CARLSBAD – It was not your great-grandfather’s cattle drive, but the four-day, 45-mile-long journey a group of cowboys and adventure tourists made on horseback, pushing cattle from a Lea County ranch to Carlsbad, was enough to be billed the “Cattle Drive of the Century.”
The cattle drive, which began Wednesday from the 35,000-acre Pitchfork Ranch in Lea County and ended Saturday morning at the Eddy County Sheriff’s Posse Arena for an auction, was organized by Lea and Eddy county committees as part of the state’s centennial celebration.
One of the chief organizers, rancher Bert Madera, owner of the Pitchfork, which supplied the nearly 90 head of cattle for the drive, boasted the event was “the largest centennial celebration in the state of New Mexico.”

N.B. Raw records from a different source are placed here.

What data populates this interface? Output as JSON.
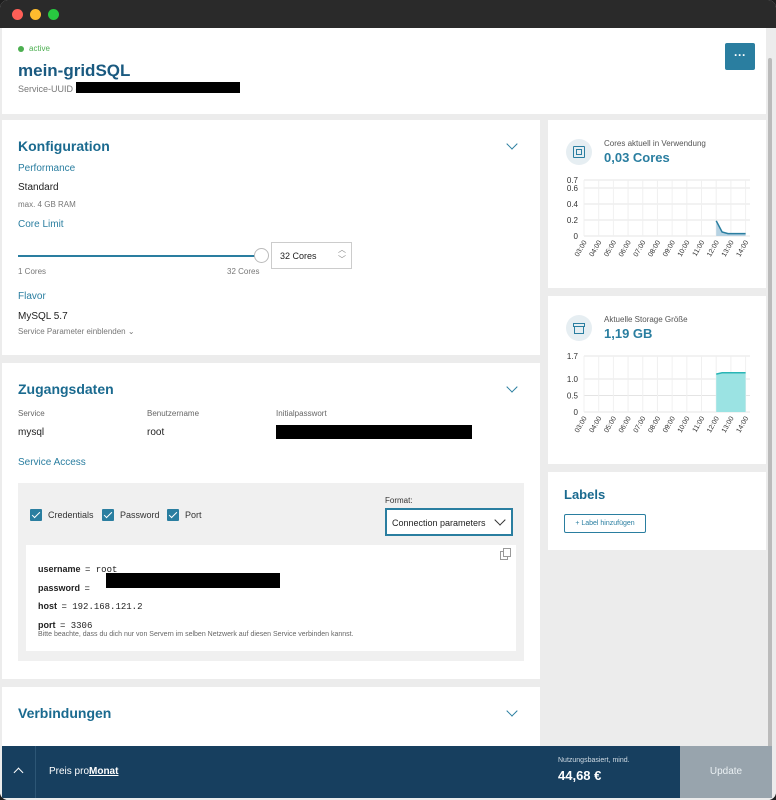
{
  "header": {
    "status": "active",
    "title": "mein-gridSQL",
    "uuid_label": "Service-UUID c",
    "menu_label": "···"
  },
  "config": {
    "title": "Konfiguration",
    "performance_label": "Performance",
    "performance_value": "Standard",
    "performance_sub": "max. 4 GB RAM",
    "core_limit_label": "Core Limit",
    "core_value": "32 Cores",
    "core_fraction": 1.0,
    "range_min": "1 Cores",
    "range_max": "32 Cores",
    "flavor_label": "Flavor",
    "flavor_value": "MySQL 5.7",
    "params_toggle": "Service Parameter einblenden"
  },
  "access": {
    "title": "Zugangsdaten",
    "col_service": "Service",
    "col_user": "Benutzername",
    "col_pass": "Initialpasswort",
    "service": "mysql",
    "user": "root",
    "service_access": "Service Access",
    "cb_credentials": "Credentials",
    "cb_password": "Password",
    "cb_port": "Port",
    "format_label": "Format:",
    "format_value": "Connection parameters",
    "k_username": "username",
    "v_username": "= root",
    "k_password": "password",
    "v_password": "=",
    "k_host": "host",
    "v_host": "= 192.168.121.2",
    "k_port": "port",
    "v_port": "= 3306",
    "note": "Bitte beachte, dass du dich nur von Servern im selben Netzwerk auf diesen Service verbinden kannst."
  },
  "connections": {
    "title": "Verbindungen"
  },
  "cores_chart": {
    "label": "Cores aktuell in Verwendung",
    "value": "0,03 Cores"
  },
  "storage_chart": {
    "label": "Aktuelle Storage Größe",
    "value": "1,19 GB"
  },
  "labels": {
    "title": "Labels",
    "add": "+ Label hinzufügen"
  },
  "footer": {
    "price_prefix": "Preis pro",
    "price_period": "Monat",
    "price_note": "Nutzungsbasiert, mind.",
    "price": "44,68 €",
    "update": "Update"
  },
  "colors": {
    "accent": "#2a7ea0",
    "footer": "#173f5f",
    "active": "#4caf50"
  },
  "chart_data": [
    {
      "type": "area",
      "x": [
        "03:00",
        "04:00",
        "05:00",
        "06:00",
        "07:00",
        "08:00",
        "09:00",
        "10:00",
        "11:00",
        "12:00",
        "13:00",
        "14:00"
      ],
      "yticks": [
        0,
        0.2,
        0.4,
        0.6,
        0.7
      ],
      "ylim": [
        0,
        0.7
      ],
      "series": [
        {
          "points": [
            [
              12.0,
              0.19
            ],
            [
              12.4,
              0.05
            ],
            [
              12.8,
              0.03
            ],
            [
              14.0,
              0.03
            ]
          ]
        }
      ]
    },
    {
      "type": "area",
      "x": [
        "03:00",
        "04:00",
        "05:00",
        "06:00",
        "07:00",
        "08:00",
        "09:00",
        "10:00",
        "11:00",
        "12:00",
        "13:00",
        "14:00"
      ],
      "yticks": [
        0,
        0.5,
        1.0,
        1.7
      ],
      "ylim": [
        0,
        1.7
      ],
      "series": [
        {
          "points": [
            [
              12.0,
              1.15
            ],
            [
              12.4,
              1.19
            ],
            [
              14.0,
              1.19
            ]
          ]
        }
      ]
    }
  ]
}
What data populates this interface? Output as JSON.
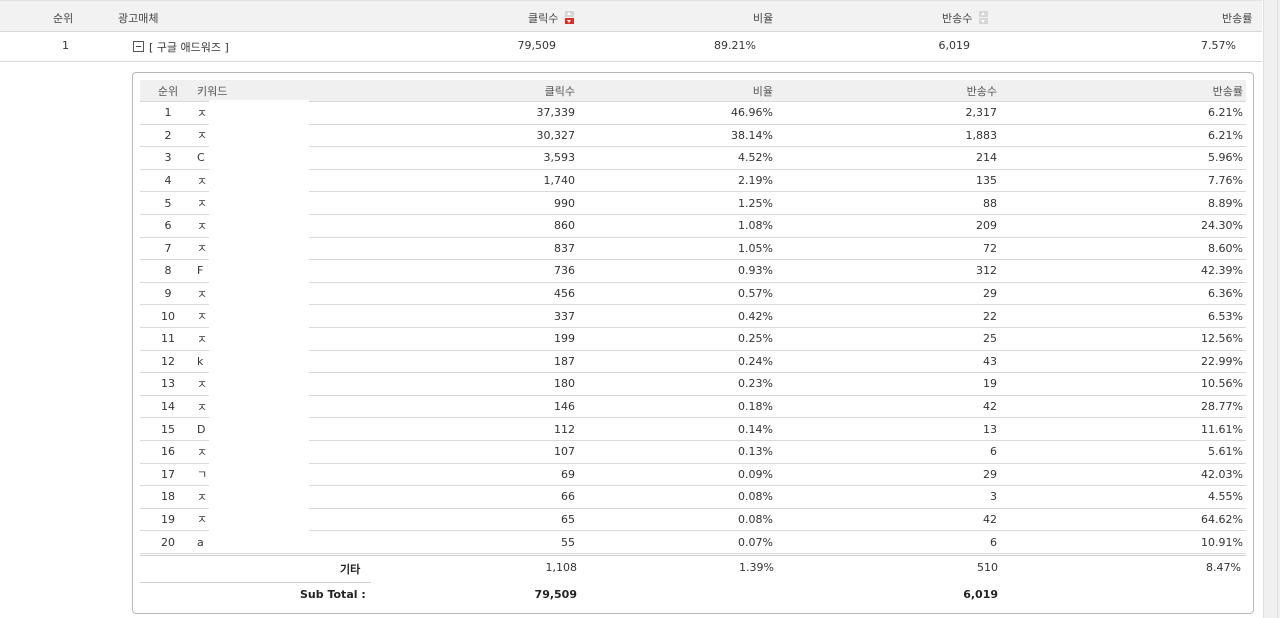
{
  "outer_header": {
    "rank": "순위",
    "media": "광고매체",
    "clicks": "클릭수",
    "ratio": "비율",
    "conversions": "반송수",
    "bounce_rate": "반송률"
  },
  "outer_row": {
    "rank": "1",
    "media_name": "[ 구글 애드워즈 ]",
    "clicks": "79,509",
    "ratio": "89.21%",
    "conversions": "6,019",
    "bounce_rate": "7.57%"
  },
  "inner_header": {
    "rank": "순위",
    "keyword": "키워드",
    "clicks": "클릭수",
    "ratio": "비율",
    "conversions": "반송수",
    "bounce_rate": "반송률"
  },
  "rows": [
    {
      "rank": "1",
      "kw": "ㅈ",
      "clicks": "37,339",
      "ratio": "46.96%",
      "conv": "2,317",
      "rate": "6.21%"
    },
    {
      "rank": "2",
      "kw": "ㅈ",
      "clicks": "30,327",
      "ratio": "38.14%",
      "conv": "1,883",
      "rate": "6.21%"
    },
    {
      "rank": "3",
      "kw": "C",
      "clicks": "3,593",
      "ratio": "4.52%",
      "conv": "214",
      "rate": "5.96%"
    },
    {
      "rank": "4",
      "kw": "ㅈ",
      "clicks": "1,740",
      "ratio": "2.19%",
      "conv": "135",
      "rate": "7.76%"
    },
    {
      "rank": "5",
      "kw": "ㅈ",
      "clicks": "990",
      "ratio": "1.25%",
      "conv": "88",
      "rate": "8.89%"
    },
    {
      "rank": "6",
      "kw": "ㅈ",
      "clicks": "860",
      "ratio": "1.08%",
      "conv": "209",
      "rate": "24.30%"
    },
    {
      "rank": "7",
      "kw": "ㅈ",
      "clicks": "837",
      "ratio": "1.05%",
      "conv": "72",
      "rate": "8.60%"
    },
    {
      "rank": "8",
      "kw": "F",
      "clicks": "736",
      "ratio": "0.93%",
      "conv": "312",
      "rate": "42.39%"
    },
    {
      "rank": "9",
      "kw": "ㅈ",
      "clicks": "456",
      "ratio": "0.57%",
      "conv": "29",
      "rate": "6.36%"
    },
    {
      "rank": "10",
      "kw": "ㅈ",
      "clicks": "337",
      "ratio": "0.42%",
      "conv": "22",
      "rate": "6.53%"
    },
    {
      "rank": "11",
      "kw": "ㅈ",
      "clicks": "199",
      "ratio": "0.25%",
      "conv": "25",
      "rate": "12.56%"
    },
    {
      "rank": "12",
      "kw": "k",
      "clicks": "187",
      "ratio": "0.24%",
      "conv": "43",
      "rate": "22.99%"
    },
    {
      "rank": "13",
      "kw": "ㅈ",
      "clicks": "180",
      "ratio": "0.23%",
      "conv": "19",
      "rate": "10.56%"
    },
    {
      "rank": "14",
      "kw": "ㅈ",
      "clicks": "146",
      "ratio": "0.18%",
      "conv": "42",
      "rate": "28.77%"
    },
    {
      "rank": "15",
      "kw": "D",
      "clicks": "112",
      "ratio": "0.14%",
      "conv": "13",
      "rate": "11.61%"
    },
    {
      "rank": "16",
      "kw": "ㅈ",
      "clicks": "107",
      "ratio": "0.13%",
      "conv": "6",
      "rate": "5.61%"
    },
    {
      "rank": "17",
      "kw": "ㄱ",
      "clicks": "69",
      "ratio": "0.09%",
      "conv": "29",
      "rate": "42.03%"
    },
    {
      "rank": "18",
      "kw": "ㅈ",
      "clicks": "66",
      "ratio": "0.08%",
      "conv": "3",
      "rate": "4.55%"
    },
    {
      "rank": "19",
      "kw": "ㅈ",
      "clicks": "65",
      "ratio": "0.08%",
      "conv": "42",
      "rate": "64.62%"
    },
    {
      "rank": "20",
      "kw": "a",
      "clicks": "55",
      "ratio": "0.07%",
      "conv": "6",
      "rate": "10.91%"
    }
  ],
  "etc": {
    "label": "기타",
    "clicks": "1,108",
    "ratio": "1.39%",
    "conv": "510",
    "rate": "8.47%"
  },
  "subtotal": {
    "label": "Sub Total :",
    "clicks": "79,509",
    "conv": "6,019"
  },
  "colors": {
    "header_bg": "#f2f2f2",
    "sort_active": "#d9302c",
    "border": "#d9d9d9"
  }
}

For the participants, which included two women from Austria who previously worked on Madera’s ranch and several others from out of state, the event was a chance to put themselves in the boots, and saddles, of the ranchers who played a key role in the history of New Mexico and the West.
“This is kind of a historical connection to the cattle drive,” said Frank Goodrich, a medical technologist from Council Grove, Kan., who likes to use his spare time helping ranchers in his area graze cattle in the tall, blue stem grass of the prairie. “The days of the long cattle drives, unfortunately, are over. It’s more of a nostalgia thing for me.”

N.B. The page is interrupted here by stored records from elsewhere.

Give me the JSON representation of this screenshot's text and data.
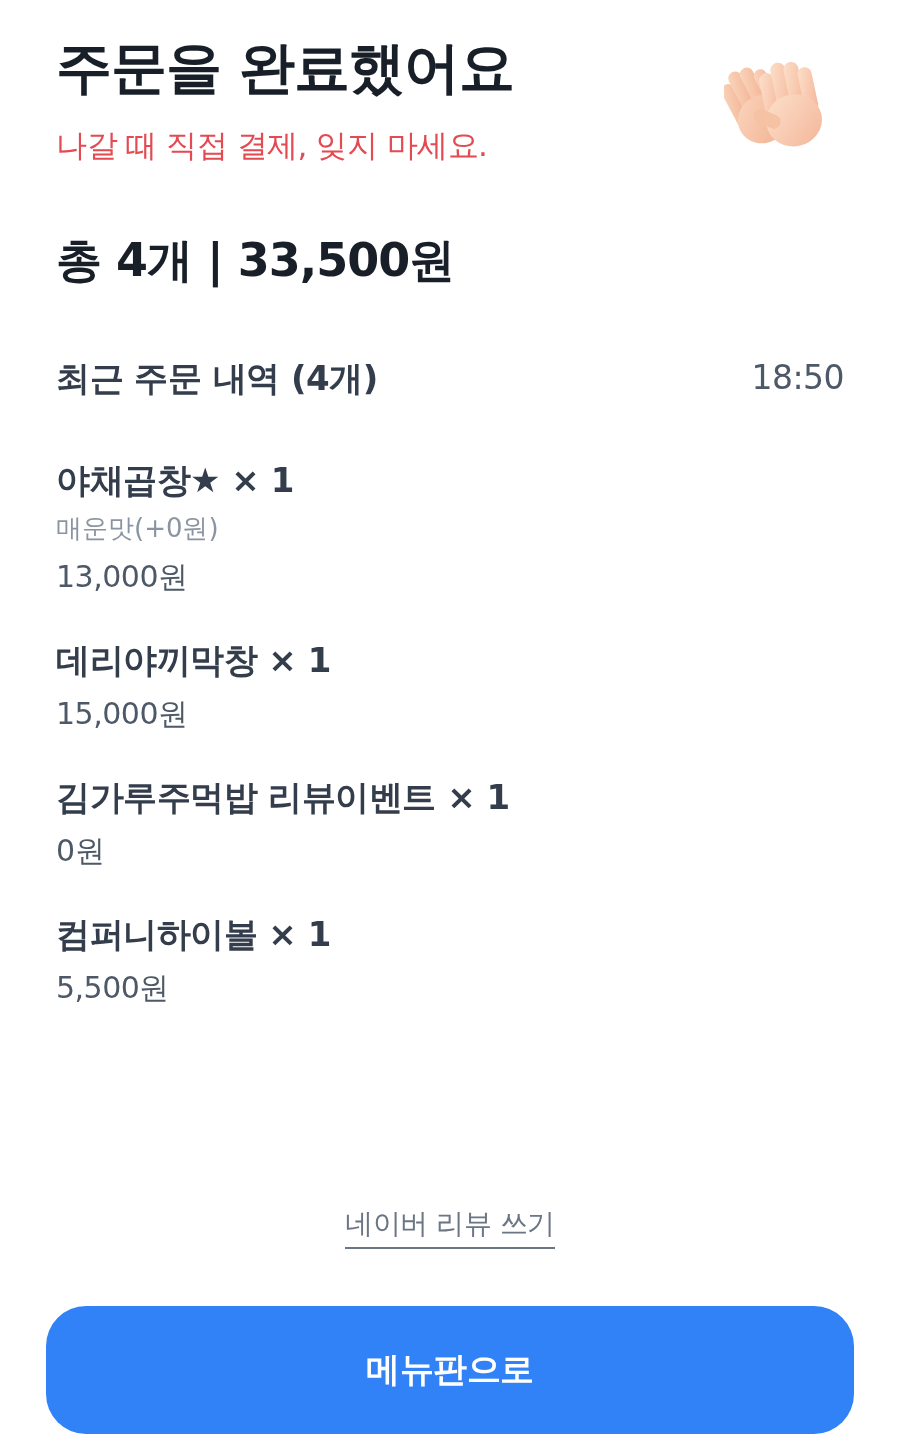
{
  "header": {
    "title": "주문을 완료했어요",
    "notice": "나갈 때 직접 결제, 잊지 마세요."
  },
  "summary": {
    "total": "총 4개 | 33,500원"
  },
  "recent_orders": {
    "heading": "최근 주문 내역 (4개)",
    "time": "18:50",
    "items": [
      {
        "title": "야채곱창★ × 1",
        "option": "매운맛(+0원)",
        "price": "13,000원"
      },
      {
        "title": "데리야끼막창 × 1",
        "price": "15,000원"
      },
      {
        "title": "김가루주먹밥 리뷰이벤트 × 1",
        "price": "0원"
      },
      {
        "title": "컴퍼니하이볼 × 1",
        "price": "5,500원"
      }
    ]
  },
  "review_link": "네이버 리뷰 쓰기",
  "button": "메뉴판으로"
}
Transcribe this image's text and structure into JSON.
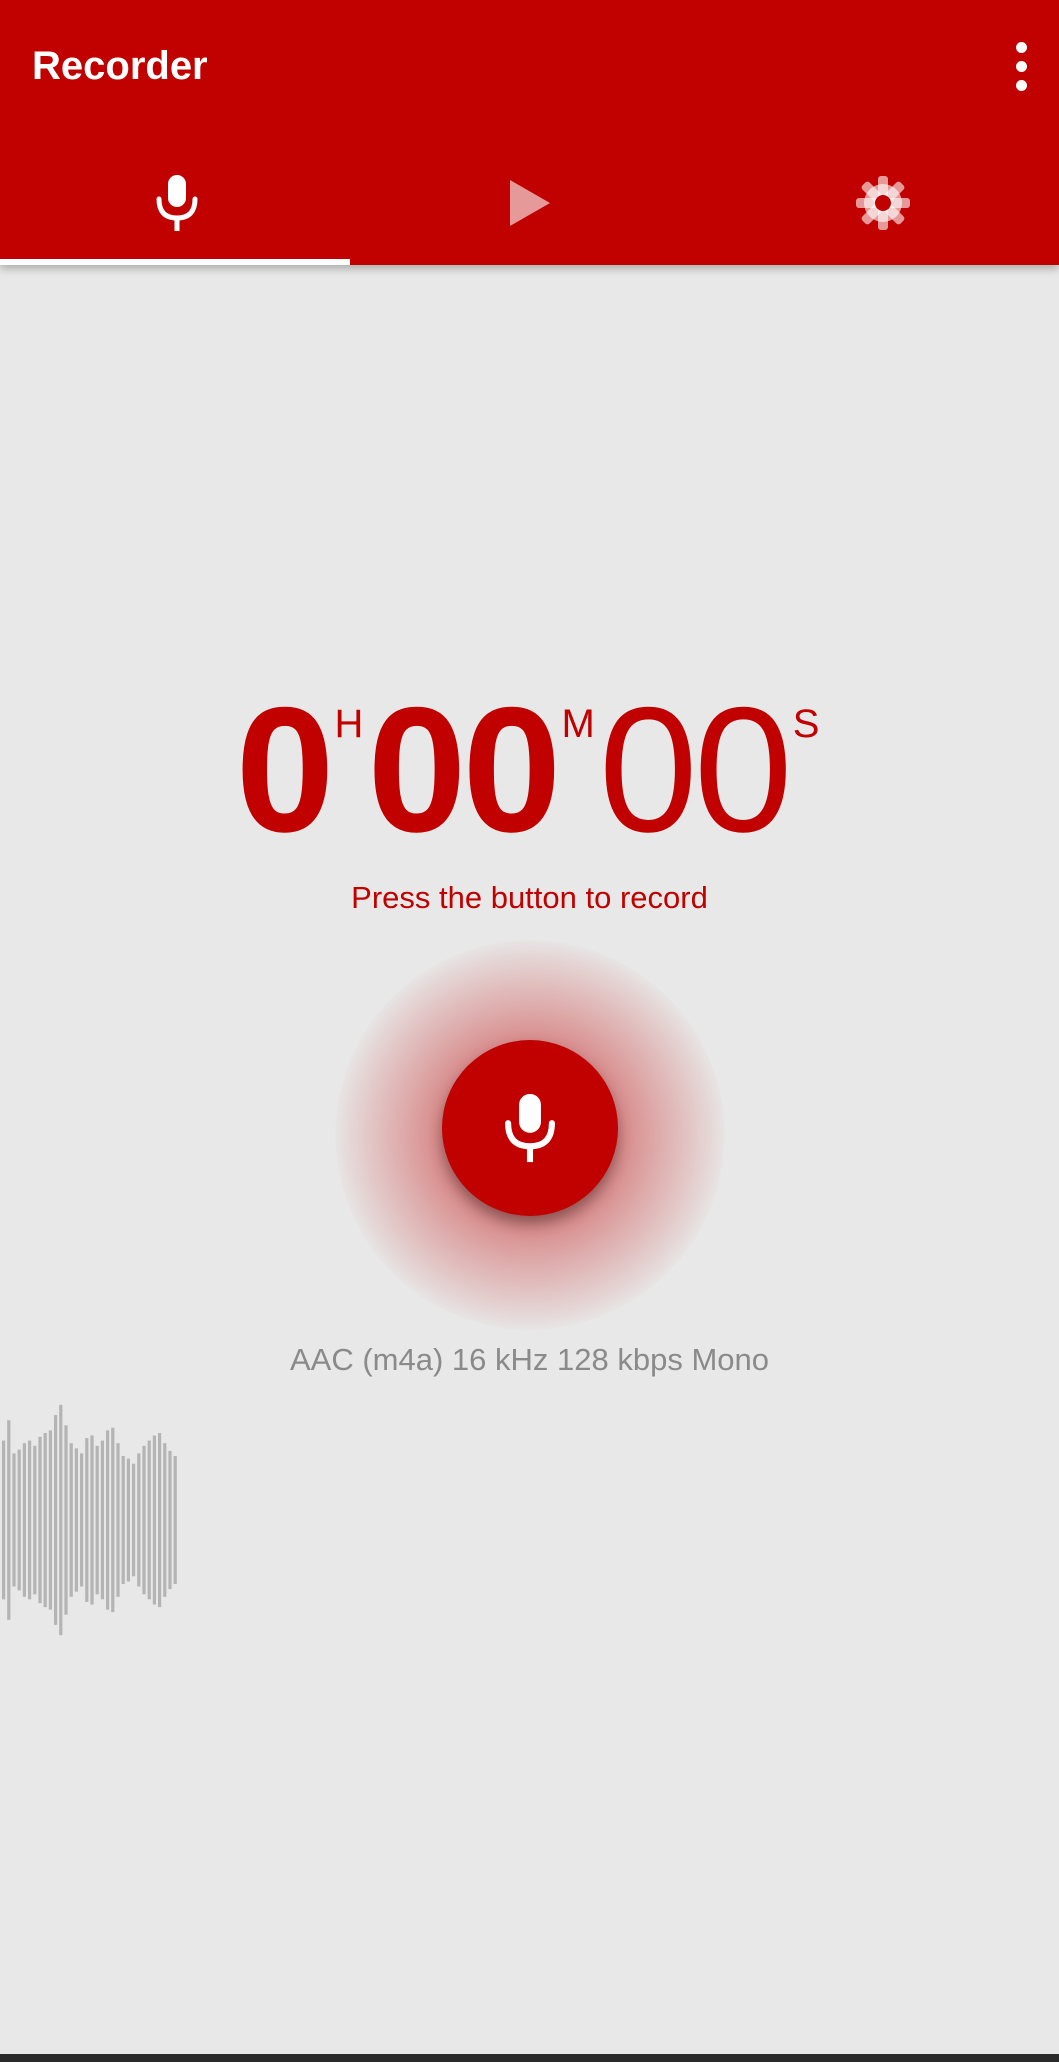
{
  "app": {
    "title": "Recorder",
    "menu_icon": "more-vertical-icon",
    "accent_color": "#c10000"
  },
  "tabs": [
    {
      "name": "record",
      "icon": "mic-icon",
      "selected": true
    },
    {
      "name": "playback",
      "icon": "play-icon",
      "selected": false
    },
    {
      "name": "settings",
      "icon": "gear-icon",
      "selected": false
    }
  ],
  "timer": {
    "hours": "0",
    "hours_unit": "H",
    "minutes": "00",
    "minutes_unit": "M",
    "seconds": "00",
    "seconds_unit": "S"
  },
  "hint": "Press the button to record",
  "record_button": {
    "icon": "mic-icon"
  },
  "format_info": "AAC (m4a) 16 kHz 128 kbps Mono",
  "waveform": {
    "levels": [
      0.62,
      0.78,
      0.52,
      0.55,
      0.6,
      0.62,
      0.58,
      0.65,
      0.68,
      0.7,
      0.82,
      0.9,
      0.74,
      0.6,
      0.56,
      0.52,
      0.64,
      0.66,
      0.58,
      0.62,
      0.7,
      0.72,
      0.6,
      0.5,
      0.48,
      0.44,
      0.52,
      0.58,
      0.62,
      0.66,
      0.68,
      0.6,
      0.54,
      0.5
    ]
  }
}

Eiblis Goldings, a 48-year-old medical researcher from Boston, Mass., said she has spent several vacations working one-way cattle drives in Idaho and Wyoming and decided to pay the $1,800 fee to see some New Mexico country on the four-day ride. While Goldings said the appeal of a cattle drive for her is connecting with the cowboy lifestyle, experiencing those “meditative moments” in the saddle and testing her limits, the drive through New Mexico’s southeast corner “was not roughing it. … You had porta-potties at every campsite.”
More than 80 riders, and a 1906 wagon driven by Carlsbad resident Lanette Irby, arrived Saturday morning in Carlsbad on the last six-mile leg of the journey.
Each night, buses ferried visitors from Hobbs or Carlsbad to the camp site of the cattle drivers. For $75 per head, visitors were provided a “chuck wagon dinner” – brisket, ribs, rice and broccoli casserole and beans on Friday night – and entertained around campfires by Western folk singers and cowboy poets. The group of entertainers was headlined by Michael Martin Murphey, a friend of Madera’s and perhaps best known for his 1975 hit, “Wildfire.”
Water was trucked in to the campsites for the cattle and the riders. The first two days of the drive, the trail largely paralleled state highways, but on Friday the group got a chance to cross open country.
Gov. Susana Martinez greeted the group Thursday along a portion of the trail near a highway.
The drive touched part of the historic Goodnight-Loving Trail, named after ranchers Charles Goodnight and his partner Oliver Loving who herded cattle up the Pecos River to Fort Sumner to sell to the Army in the 1860s. Loving’s narrow escape from Comanches and subsequent death in 1867 from a gunshot-related injury while driving 2,000 head of cattle to Fort Sumner formed the basis for Larry McMurtry’s Western novel “Lonesome Dove,” said Calvin Smith, executive director of the Western Heritage Museum Complex and Lea County Cowboy Hall of Fame in Hobbs.
The great Western cattle drives largely went by the wayside by the end of the 19th century, with the closing of trails and the reliance on railroads for shipping beef to market. But drives of shorter distances still persist in various locations.
Madera noted that his own father, who operated the Chico Ranch 18 miles south of Guadalupe Peak and across the Texas line, once drove a herd 100 miles west to water in Jal during a drought in the 1930s.
Lawton, Okla., retiree Penn Rabb said he read about the centennial cattle drive in New Mexico Magazine and, despite the fact he had hip replacement surgery about 10 years ago and has hardly ridden a horse since he was a young man, he considered the event “the opportunity of a lifetime I didn’t want to pass up.”
“My wife said, ‘You can’t do that,’ but I finally won her over,” Rabb said. “She said, ‘If you want to do it that bad, you go ahead.’ ”
Rabb said he trained for the event by riding a horse once a week in the two months before the May 9 start. During the drive, three men would hoist him into the saddle, because he could not lift his leg high enough to put his foot into the stirrup, and three men would help him off the horse at the end of each day.
“I was determined I would make it,” Rabb said. “It’s an experience I wouldn’t trade.”